**EXERCISE REQUIREMENTS:** Filter the data for lines with the word "into" and copy those lines.

Excerpts from an interface dataset
━━━━━━━━

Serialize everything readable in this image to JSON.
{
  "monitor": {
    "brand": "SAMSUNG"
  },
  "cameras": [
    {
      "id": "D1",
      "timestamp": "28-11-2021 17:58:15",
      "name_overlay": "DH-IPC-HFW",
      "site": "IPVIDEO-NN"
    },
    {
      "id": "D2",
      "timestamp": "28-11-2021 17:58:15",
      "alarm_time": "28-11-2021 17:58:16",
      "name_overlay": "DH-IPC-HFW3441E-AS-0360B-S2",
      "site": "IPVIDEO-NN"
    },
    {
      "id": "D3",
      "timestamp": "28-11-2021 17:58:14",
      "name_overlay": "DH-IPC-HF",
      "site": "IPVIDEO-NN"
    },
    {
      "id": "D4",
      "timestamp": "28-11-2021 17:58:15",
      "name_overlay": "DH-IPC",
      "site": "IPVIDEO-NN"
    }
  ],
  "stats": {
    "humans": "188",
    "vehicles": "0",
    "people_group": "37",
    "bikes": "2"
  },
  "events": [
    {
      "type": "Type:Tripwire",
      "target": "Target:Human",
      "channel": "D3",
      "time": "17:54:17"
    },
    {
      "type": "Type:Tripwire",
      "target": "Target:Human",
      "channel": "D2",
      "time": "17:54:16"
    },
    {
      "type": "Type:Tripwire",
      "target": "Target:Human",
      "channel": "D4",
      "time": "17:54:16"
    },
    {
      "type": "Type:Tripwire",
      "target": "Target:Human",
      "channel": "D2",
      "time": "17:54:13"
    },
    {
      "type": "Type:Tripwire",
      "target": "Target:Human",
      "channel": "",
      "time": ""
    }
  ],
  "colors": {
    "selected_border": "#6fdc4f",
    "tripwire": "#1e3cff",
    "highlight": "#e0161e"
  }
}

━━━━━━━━

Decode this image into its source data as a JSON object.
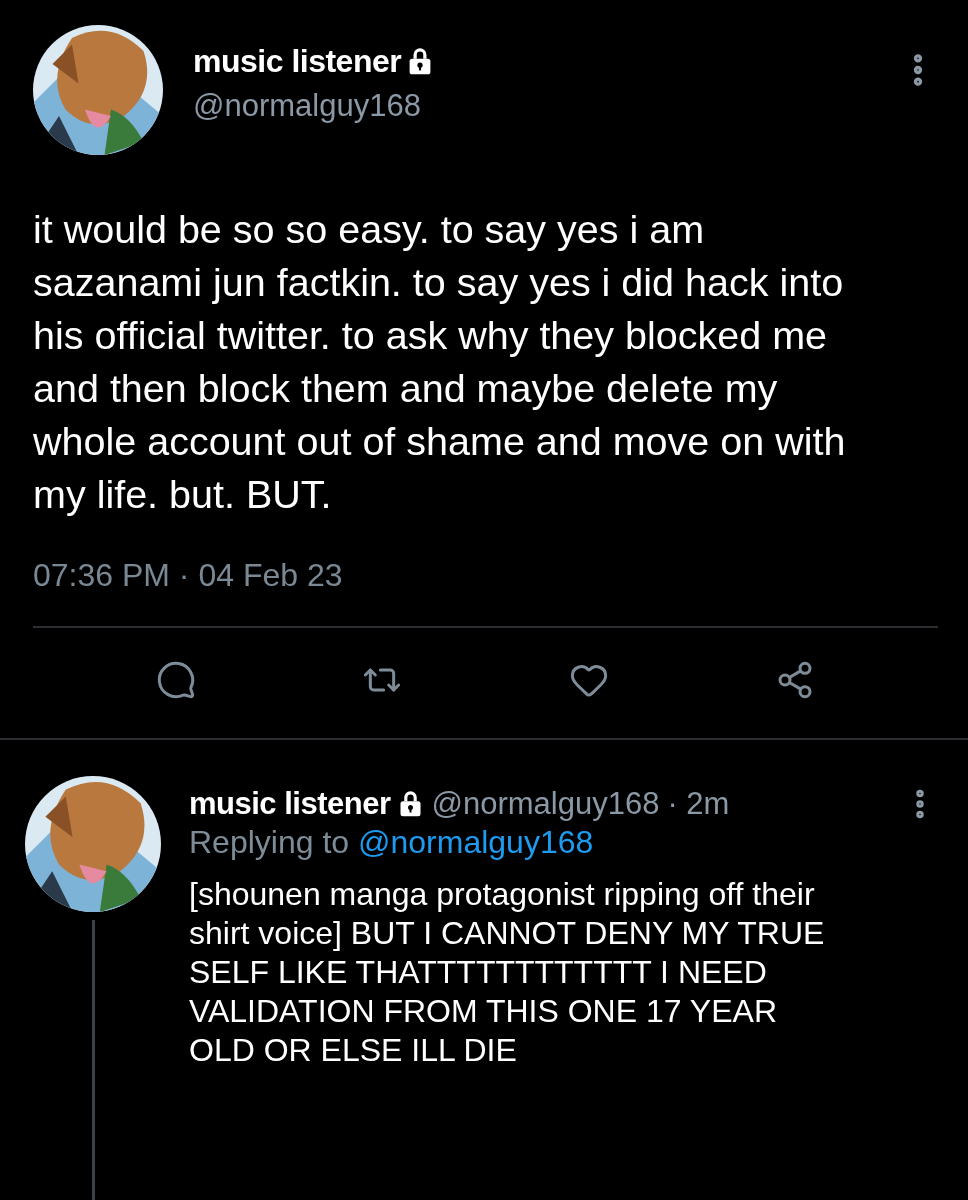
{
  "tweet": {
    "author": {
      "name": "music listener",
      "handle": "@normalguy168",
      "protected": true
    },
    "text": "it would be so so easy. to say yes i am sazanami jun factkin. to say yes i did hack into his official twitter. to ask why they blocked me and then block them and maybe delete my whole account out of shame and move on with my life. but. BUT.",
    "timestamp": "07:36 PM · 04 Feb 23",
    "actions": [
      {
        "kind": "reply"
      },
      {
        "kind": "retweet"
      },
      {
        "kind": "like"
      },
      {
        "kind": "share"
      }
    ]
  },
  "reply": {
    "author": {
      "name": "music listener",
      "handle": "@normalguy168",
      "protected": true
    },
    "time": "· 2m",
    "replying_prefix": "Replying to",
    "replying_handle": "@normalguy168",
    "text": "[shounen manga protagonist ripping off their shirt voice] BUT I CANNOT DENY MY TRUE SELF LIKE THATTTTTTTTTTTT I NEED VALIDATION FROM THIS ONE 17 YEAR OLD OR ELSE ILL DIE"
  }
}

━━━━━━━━

**THE ANSWER:**
Decode this image into its source data as a JSON object.
    "text": "it would be so so easy. to say yes i am sazanami jun factkin. to say yes i did hack into his official twitter. to ask why they blocked me and then block them and maybe delete my whole account out of shame and move on with my life. but. BUT.",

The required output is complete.